Authorities believe that Icahn tipped off Walters, who then tipped off Mickelson, to Icahn's planned takeover bid for Clorox in 2011. There is a chance that this could have been done legally, as long as Icahn did not break the confidence of his own investors. There is not enough information to determine if this occurred yet and at the rate the investigation is going, there might never be.
Authorities were planning on wiretapping all three parties, and were in the process of "other types of electronic and human surveillance." Authorities also ran into trouble when they considered wiretapping Icahn. He owns a stake in the telecommunications company they would need to tap, so keeping it a secret from him would have nearly impossible.
All three men insist they did nothing wrong, and Mickelson in particular just wants to focus on his golf game. Even though Phil may be dealing with questions from the FBI, SEC, and the media, he said that golf-wise, "it wasn't a bad week." Mickelson is focusing on this week's St. Jude Classic, the last event before the U.S. Open begins on June 12.
"I had, I thought, a successful week as far as a good stepping stone," said Mickelson, "Next week is when I have to put it together and play well. If I can play well, get in contention, it will give me some momentum for the Open. That's what I need to do."
As for his Clorox trading Mickelson said in a statement, “I have done absolutely nothing wrong.
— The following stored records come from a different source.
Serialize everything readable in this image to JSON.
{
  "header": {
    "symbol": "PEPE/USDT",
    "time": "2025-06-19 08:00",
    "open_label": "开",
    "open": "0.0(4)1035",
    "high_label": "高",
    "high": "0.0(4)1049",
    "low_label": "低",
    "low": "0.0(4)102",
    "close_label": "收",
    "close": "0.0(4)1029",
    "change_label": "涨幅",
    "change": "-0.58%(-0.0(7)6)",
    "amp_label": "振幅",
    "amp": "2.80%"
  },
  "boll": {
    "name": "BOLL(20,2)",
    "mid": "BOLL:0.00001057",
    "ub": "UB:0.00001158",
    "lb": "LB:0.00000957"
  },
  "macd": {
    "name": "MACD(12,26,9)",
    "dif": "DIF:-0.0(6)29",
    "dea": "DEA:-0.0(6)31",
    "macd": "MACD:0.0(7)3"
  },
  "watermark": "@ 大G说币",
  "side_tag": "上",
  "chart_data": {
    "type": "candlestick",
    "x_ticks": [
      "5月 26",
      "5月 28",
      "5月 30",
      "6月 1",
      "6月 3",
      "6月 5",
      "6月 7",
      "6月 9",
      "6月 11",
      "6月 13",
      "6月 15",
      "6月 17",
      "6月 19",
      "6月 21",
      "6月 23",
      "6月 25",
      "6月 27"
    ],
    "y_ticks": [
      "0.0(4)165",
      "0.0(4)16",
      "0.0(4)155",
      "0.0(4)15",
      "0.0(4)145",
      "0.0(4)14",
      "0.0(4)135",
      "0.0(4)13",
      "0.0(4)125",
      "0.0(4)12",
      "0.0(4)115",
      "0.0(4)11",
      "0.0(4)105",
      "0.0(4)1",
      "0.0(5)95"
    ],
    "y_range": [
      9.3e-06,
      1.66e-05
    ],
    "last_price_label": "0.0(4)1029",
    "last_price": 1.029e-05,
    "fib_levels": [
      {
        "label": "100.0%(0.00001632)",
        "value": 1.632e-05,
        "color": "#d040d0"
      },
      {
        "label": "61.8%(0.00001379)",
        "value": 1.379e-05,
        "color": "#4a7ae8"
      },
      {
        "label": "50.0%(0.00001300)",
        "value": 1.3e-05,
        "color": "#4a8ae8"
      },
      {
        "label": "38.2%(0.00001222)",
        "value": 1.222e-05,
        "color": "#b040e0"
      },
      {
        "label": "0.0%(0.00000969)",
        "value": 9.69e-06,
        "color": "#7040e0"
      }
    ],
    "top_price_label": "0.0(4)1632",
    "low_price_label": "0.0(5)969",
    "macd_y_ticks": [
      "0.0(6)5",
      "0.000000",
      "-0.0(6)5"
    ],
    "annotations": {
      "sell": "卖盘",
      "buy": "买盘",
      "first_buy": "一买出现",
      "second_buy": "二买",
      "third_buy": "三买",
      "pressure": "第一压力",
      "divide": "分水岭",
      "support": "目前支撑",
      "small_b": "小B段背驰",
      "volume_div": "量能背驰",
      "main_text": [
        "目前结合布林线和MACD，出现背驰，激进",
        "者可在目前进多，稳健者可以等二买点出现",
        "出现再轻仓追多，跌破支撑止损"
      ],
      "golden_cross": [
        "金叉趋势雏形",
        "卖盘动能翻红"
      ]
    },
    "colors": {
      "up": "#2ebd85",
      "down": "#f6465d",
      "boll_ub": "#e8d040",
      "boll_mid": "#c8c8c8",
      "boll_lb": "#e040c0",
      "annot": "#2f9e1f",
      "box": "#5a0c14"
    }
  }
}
I have cooperated with the government in this investigation and will continue to do so."
This article is from the archive of our partner The Wire.